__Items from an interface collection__
▼
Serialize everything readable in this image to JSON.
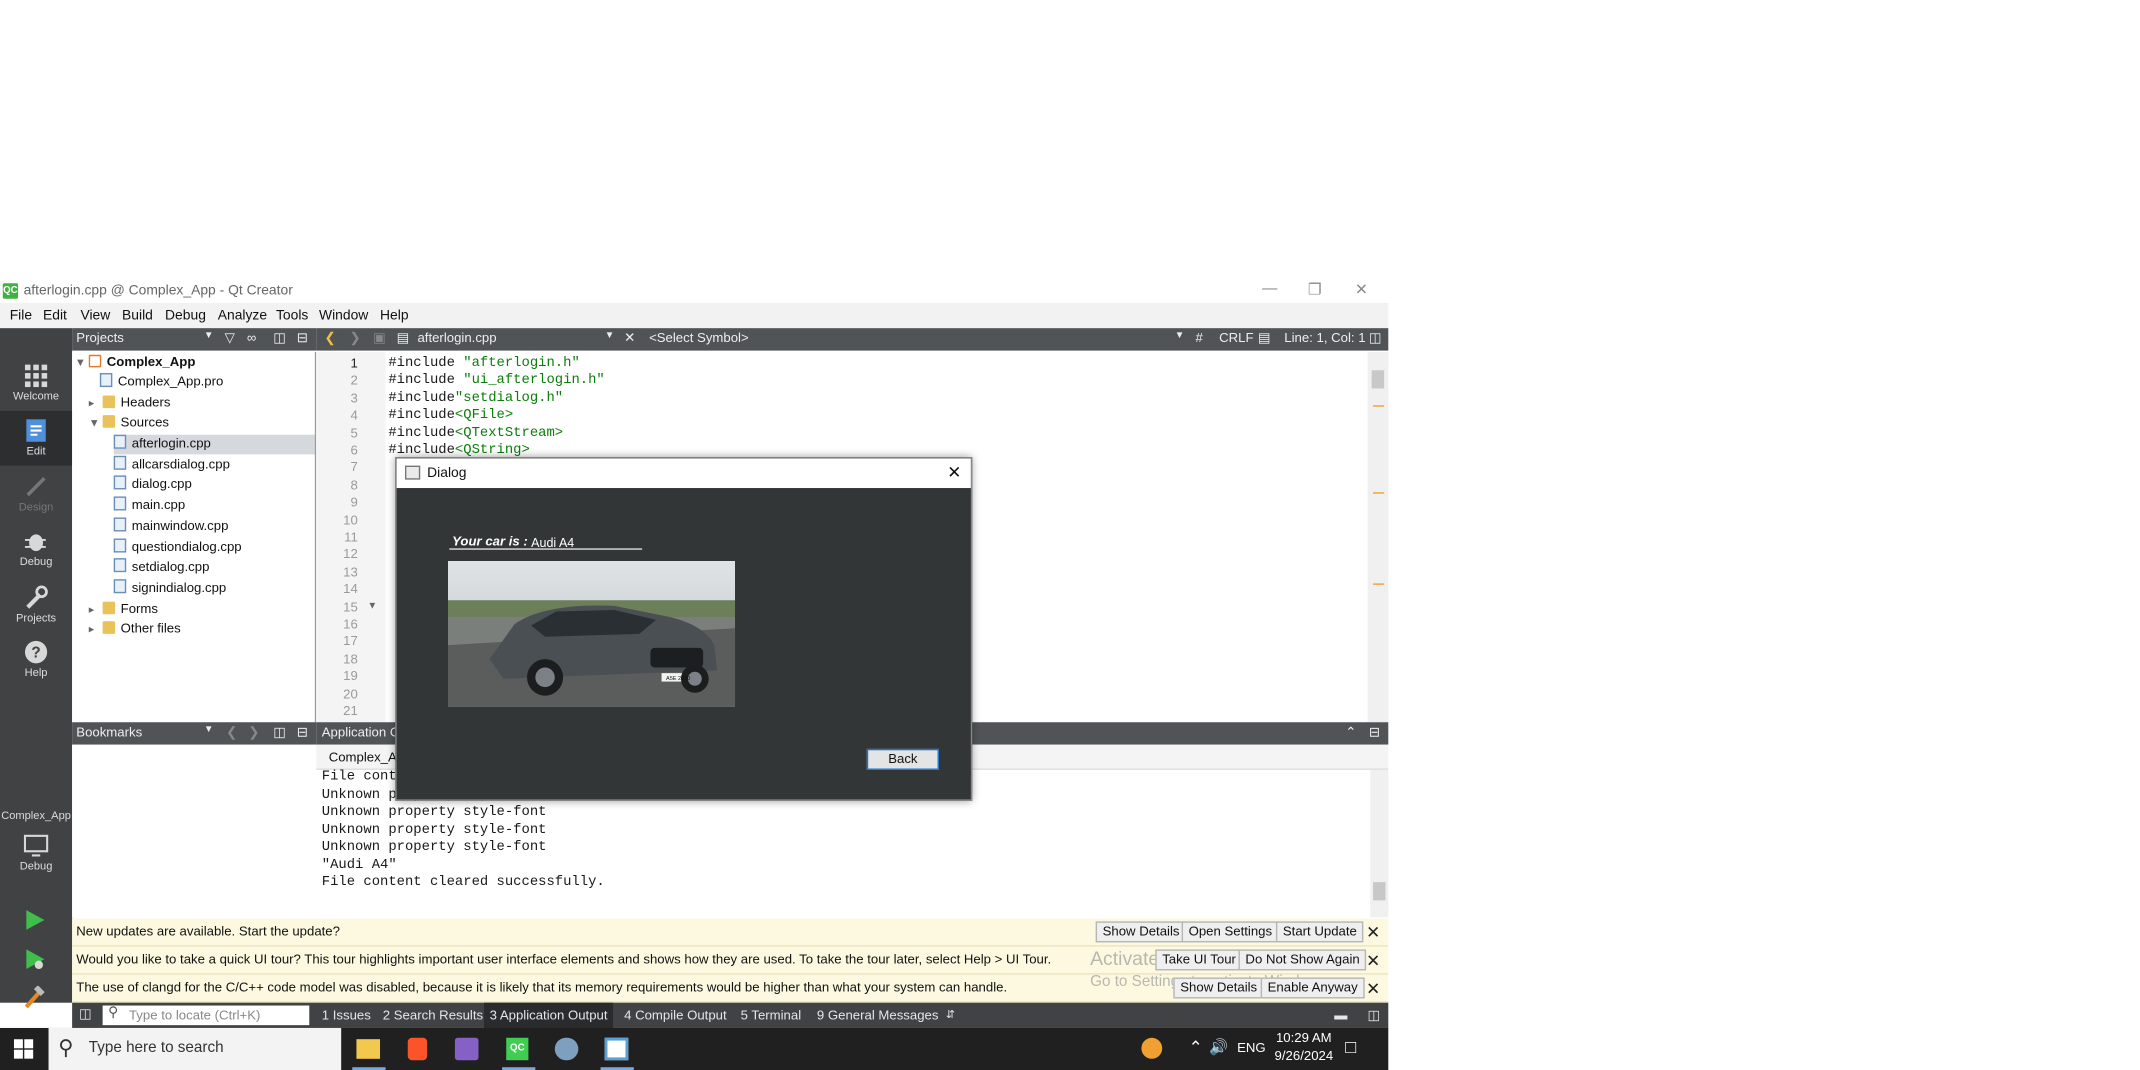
{
  "window": {
    "title": "afterlogin.cpp @ Complex_App - Qt Creator",
    "logo": "QC"
  },
  "menu": [
    "File",
    "Edit",
    "View",
    "Build",
    "Debug",
    "Analyze",
    "Tools",
    "Window",
    "Help"
  ],
  "modes": {
    "welcome": "Welcome",
    "edit": "Edit",
    "design": "Design",
    "debug": "Debug",
    "projects": "Projects",
    "help": "Help",
    "kit_project": "Complex_App",
    "kit_config": "Debug"
  },
  "projects_panel": {
    "title": "Projects",
    "root": "Complex_App",
    "pro_file": "Complex_App.pro",
    "headers": "Headers",
    "sources": "Sources",
    "source_files": [
      "afterlogin.cpp",
      "allcarsdialog.cpp",
      "dialog.cpp",
      "main.cpp",
      "mainwindow.cpp",
      "questiondialog.cpp",
      "setdialog.cpp",
      "signindialog.cpp"
    ],
    "forms": "Forms",
    "other": "Other files"
  },
  "editor": {
    "file": "afterlogin.cpp",
    "symbol": "<Select Symbol>",
    "hash": "#",
    "line_ending": "CRLF",
    "position": "Line: 1, Col: 1",
    "line_numbers": [
      "1",
      "2",
      "3",
      "4",
      "5",
      "6",
      "7",
      "8",
      "9",
      "10",
      "11",
      "12",
      "13",
      "14",
      "15",
      "16",
      "17",
      "18",
      "19",
      "20",
      "21"
    ],
    "code": [
      {
        "pre": "#include ",
        "str": "\"afterlogin.h\""
      },
      {
        "pre": "#include ",
        "str": "\"ui_afterlogin.h\""
      },
      {
        "pre": "#include",
        "str": "\"setdialog.h\""
      },
      {
        "pre": "#include",
        "str": "<QFile>"
      },
      {
        "pre": "#include",
        "str": "<QTextStream>"
      },
      {
        "pre": "#include",
        "str": "<QString>"
      }
    ]
  },
  "bookmarks": {
    "title": "Bookmarks"
  },
  "output": {
    "title": "Application O",
    "tab": "Complex_Ap",
    "lines": [
      "File conte",
      "Unknown property style-font",
      "Unknown property style-font",
      "Unknown property style-font",
      "Unknown property style-font",
      "\"Audi A4\"",
      "File content cleared successfully."
    ]
  },
  "infobars": [
    {
      "message": "New updates are available. Start the update?",
      "buttons": [
        "Show Details",
        "Open Settings",
        "Start Update"
      ]
    },
    {
      "message": "Would you like to take a quick UI tour? This tour highlights important user interface elements and shows how they are used. To take the tour later, select Help > UI Tour.",
      "buttons": [
        "Take UI Tour",
        "Do Not Show Again"
      ]
    },
    {
      "message": "The use of clangd for the C/C++ code model was disabled, because it is likely that its memory requirements would be higher than what your system can handle.",
      "buttons": [
        "Show Details",
        "Enable Anyway"
      ]
    }
  ],
  "watermark": {
    "line1": "Activate Windows",
    "line2": "Go to Settings to activate Windows."
  },
  "statusbar": {
    "locator_placeholder": "Type to locate (Ctrl+K)",
    "tabs": [
      "1  Issues",
      "2  Search Results",
      "3  Application Output",
      "4  Compile Output",
      "5  Terminal",
      "9  General Messages"
    ]
  },
  "dialog": {
    "title": "Dialog",
    "car_label": "Your car is :",
    "car_value": "Audi A4",
    "back": "Back",
    "plate": "A5E 2020"
  },
  "taskbar": {
    "search": "Type here to search",
    "lang": "ENG",
    "time": "10:29 AM",
    "date": "9/26/2024"
  }
}
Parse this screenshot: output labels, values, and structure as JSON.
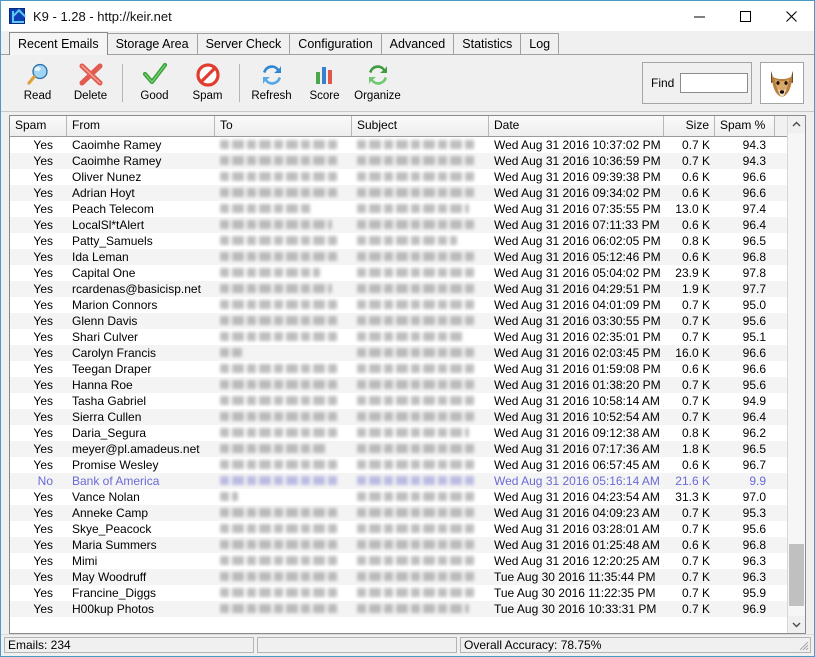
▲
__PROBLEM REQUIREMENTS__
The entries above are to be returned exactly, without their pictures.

__EXERCISE ANSWER__
Serialize everything readable in this image to JSON.
{
  "window": {
    "title": "afterlogin.cpp @ Complex_App - Qt Creator",
    "logo": "QC"
  },
  "menu": [
    "File",
    "Edit",
    "View",
    "Build",
    "Debug",
    "Analyze",
    "Tools",
    "Window",
    "Help"
  ],
  "modes": {
    "welcome": "Welcome",
    "edit": "Edit",
    "design": "Design",
    "debug": "Debug",
    "projects": "Projects",
    "help": "Help",
    "kit_project": "Complex_App",
    "kit_config": "Debug"
  },
  "projects_panel": {
    "title": "Projects",
    "root": "Complex_App",
    "pro_file": "Complex_App.pro",
    "headers": "Headers",
    "sources": "Sources",
    "source_files": [
      "afterlogin.cpp",
      "allcarsdialog.cpp",
      "dialog.cpp",
      "main.cpp",
      "mainwindow.cpp",
      "questiondialog.cpp",
      "setdialog.cpp",
      "signindialog.cpp"
    ],
    "forms": "Forms",
    "other": "Other files"
  },
  "editor": {
    "file": "afterlogin.cpp",
    "symbol": "<Select Symbol>",
    "hash": "#",
    "line_ending": "CRLF",
    "position": "Line: 1, Col: 1",
    "line_numbers": [
      "1",
      "2",
      "3",
      "4",
      "5",
      "6",
      "7",
      "8",
      "9",
      "10",
      "11",
      "12",
      "13",
      "14",
      "15",
      "16",
      "17",
      "18",
      "19",
      "20",
      "21"
    ],
    "code": [
      {
        "pre": "#include ",
        "str": "\"afterlogin.h\""
      },
      {
        "pre": "#include ",
        "str": "\"ui_afterlogin.h\""
      },
      {
        "pre": "#include",
        "str": "\"setdialog.h\""
      },
      {
        "pre": "#include",
        "str": "<QFile>"
      },
      {
        "pre": "#include",
        "str": "<QTextStream>"
      },
      {
        "pre": "#include",
        "str": "<QString>"
      }
    ]
  },
  "bookmarks": {
    "title": "Bookmarks"
  },
  "output": {
    "title": "Application O",
    "tab": "Complex_Ap",
    "lines": [
      "File conte",
      "Unknown property style-font",
      "Unknown property style-font",
      "Unknown property style-font",
      "Unknown property style-font",
      "\"Audi A4\"",
      "File content cleared successfully."
    ]
  },
  "infobars": [
    {
      "message": "New updates are available. Start the update?",
      "buttons": [
        "Show Details",
        "Open Settings",
        "Start Update"
      ]
    },
    {
      "message": "Would you like to take a quick UI tour? This tour highlights important user interface elements and shows how they are used. To take the tour later, select Help > UI Tour.",
      "buttons": [
        "Take UI Tour",
        "Do Not Show Again"
      ]
    },
    {
      "message": "The use of clangd for the C/C++ code model was disabled, because it is likely that its memory requirements would be higher than what your system can handle.",
      "buttons": [
        "Show Details",
        "Enable Anyway"
      ]
    }
  ],
  "watermark": {
    "line1": "Activate Windows",
    "line2": "Go to Settings to activate Windows."
  },
  "statusbar": {
    "locator_placeholder": "Type to locate (Ctrl+K)",
    "tabs": [
      "1  Issues",
      "2  Search Results",
      "3  Application Output",
      "4  Compile Output",
      "5  Terminal",
      "9  General Messages"
    ]
  },
  "dialog": {
    "title": "Dialog",
    "car_label": "Your car is :",
    "car_value": "Audi A4",
    "back": "Back",
    "plate": "A5E 2020"
  },
  "taskbar": {
    "search": "Type here to search",
    "lang": "ENG",
    "time": "10:29 AM",
    "date": "9/26/2024"
  }
}
Parse this screenshot: output labels, values, and structure as JSON.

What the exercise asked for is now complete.